Records excerpted from a collection:

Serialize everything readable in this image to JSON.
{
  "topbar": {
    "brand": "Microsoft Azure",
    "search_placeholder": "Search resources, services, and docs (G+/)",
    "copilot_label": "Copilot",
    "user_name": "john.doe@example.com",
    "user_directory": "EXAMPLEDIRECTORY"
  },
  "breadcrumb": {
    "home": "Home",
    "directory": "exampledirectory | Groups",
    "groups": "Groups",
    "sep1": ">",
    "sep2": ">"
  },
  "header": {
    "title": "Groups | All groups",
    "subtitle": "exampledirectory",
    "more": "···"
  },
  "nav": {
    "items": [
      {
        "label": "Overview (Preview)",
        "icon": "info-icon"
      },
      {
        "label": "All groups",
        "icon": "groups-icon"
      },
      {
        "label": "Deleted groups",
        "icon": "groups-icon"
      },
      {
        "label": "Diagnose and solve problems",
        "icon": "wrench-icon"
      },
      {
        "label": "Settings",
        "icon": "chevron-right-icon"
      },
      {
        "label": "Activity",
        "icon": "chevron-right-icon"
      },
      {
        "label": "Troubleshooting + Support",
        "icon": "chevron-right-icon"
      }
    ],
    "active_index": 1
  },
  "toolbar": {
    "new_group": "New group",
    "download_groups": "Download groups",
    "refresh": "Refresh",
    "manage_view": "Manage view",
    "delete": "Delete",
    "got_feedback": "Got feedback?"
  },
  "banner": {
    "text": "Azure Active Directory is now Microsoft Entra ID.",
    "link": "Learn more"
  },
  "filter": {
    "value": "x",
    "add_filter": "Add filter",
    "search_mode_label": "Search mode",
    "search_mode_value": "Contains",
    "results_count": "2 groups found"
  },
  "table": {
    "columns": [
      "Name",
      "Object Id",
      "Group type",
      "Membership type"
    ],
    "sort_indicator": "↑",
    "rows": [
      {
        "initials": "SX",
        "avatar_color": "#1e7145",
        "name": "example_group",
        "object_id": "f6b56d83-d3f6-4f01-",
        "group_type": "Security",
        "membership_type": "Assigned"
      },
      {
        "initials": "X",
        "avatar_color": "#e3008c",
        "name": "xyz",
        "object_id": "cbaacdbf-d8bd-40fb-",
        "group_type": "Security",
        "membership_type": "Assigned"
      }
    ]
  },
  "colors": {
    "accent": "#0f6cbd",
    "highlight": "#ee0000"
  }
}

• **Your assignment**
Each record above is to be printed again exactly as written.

• **Response area**
Serialize everything readable in this image to JSON.
{
  "topbar": {
    "brand": "Microsoft Azure",
    "search_placeholder": "Search resources, services, and docs (G+/)",
    "copilot_label": "Copilot",
    "user_name": "john.doe@example.com",
    "user_directory": "EXAMPLEDIRECTORY"
  },
  "breadcrumb": {
    "home": "Home",
    "directory": "exampledirectory | Groups",
    "groups": "Groups",
    "sep1": ">",
    "sep2": ">"
  },
  "header": {
    "title": "Groups | All groups",
    "subtitle": "exampledirectory",
    "more": "···"
  },
  "nav": {
    "items": [
      {
        "label": "Overview (Preview)",
        "icon": "info-icon"
      },
      {
        "label": "All groups",
        "icon": "groups-icon"
      },
      {
        "label": "Deleted groups",
        "icon": "groups-icon"
      },
      {
        "label": "Diagnose and solve problems",
        "icon": "wrench-icon"
      },
      {
        "label": "Settings",
        "icon": "chevron-right-icon"
      },
      {
        "label": "Activity",
        "icon": "chevron-right-icon"
      },
      {
        "label": "Troubleshooting + Support",
        "icon": "chevron-right-icon"
      }
    ],
    "active_index": 1
  },
  "toolbar": {
    "new_group": "New group",
    "download_groups": "Download groups",
    "refresh": "Refresh",
    "manage_view": "Manage view",
    "delete": "Delete",
    "got_feedback": "Got feedback?"
  },
  "banner": {
    "text": "Azure Active Directory is now Microsoft Entra ID.",
    "link": "Learn more"
  },
  "filter": {
    "value": "x",
    "add_filter": "Add filter",
    "search_mode_label": "Search mode",
    "search_mode_value": "Contains",
    "results_count": "2 groups found"
  },
  "table": {
    "columns": [
      "Name",
      "Object Id",
      "Group type",
      "Membership type"
    ],
    "sort_indicator": "↑",
    "rows": [
      {
        "initials": "SX",
        "avatar_color": "#1e7145",
        "name": "example_group",
        "object_id": "f6b56d83-d3f6-4f01-",
        "group_type": "Security",
        "membership_type": "Assigned"
      },
      {
        "initials": "X",
        "avatar_color": "#e3008c",
        "name": "xyz",
        "object_id": "cbaacdbf-d8bd-40fb-",
        "group_type": "Security",
        "membership_type": "Assigned"
      }
    ]
  },
  "colors": {
    "accent": "#0f6cbd",
    "highlight": "#ee0000"
  }
}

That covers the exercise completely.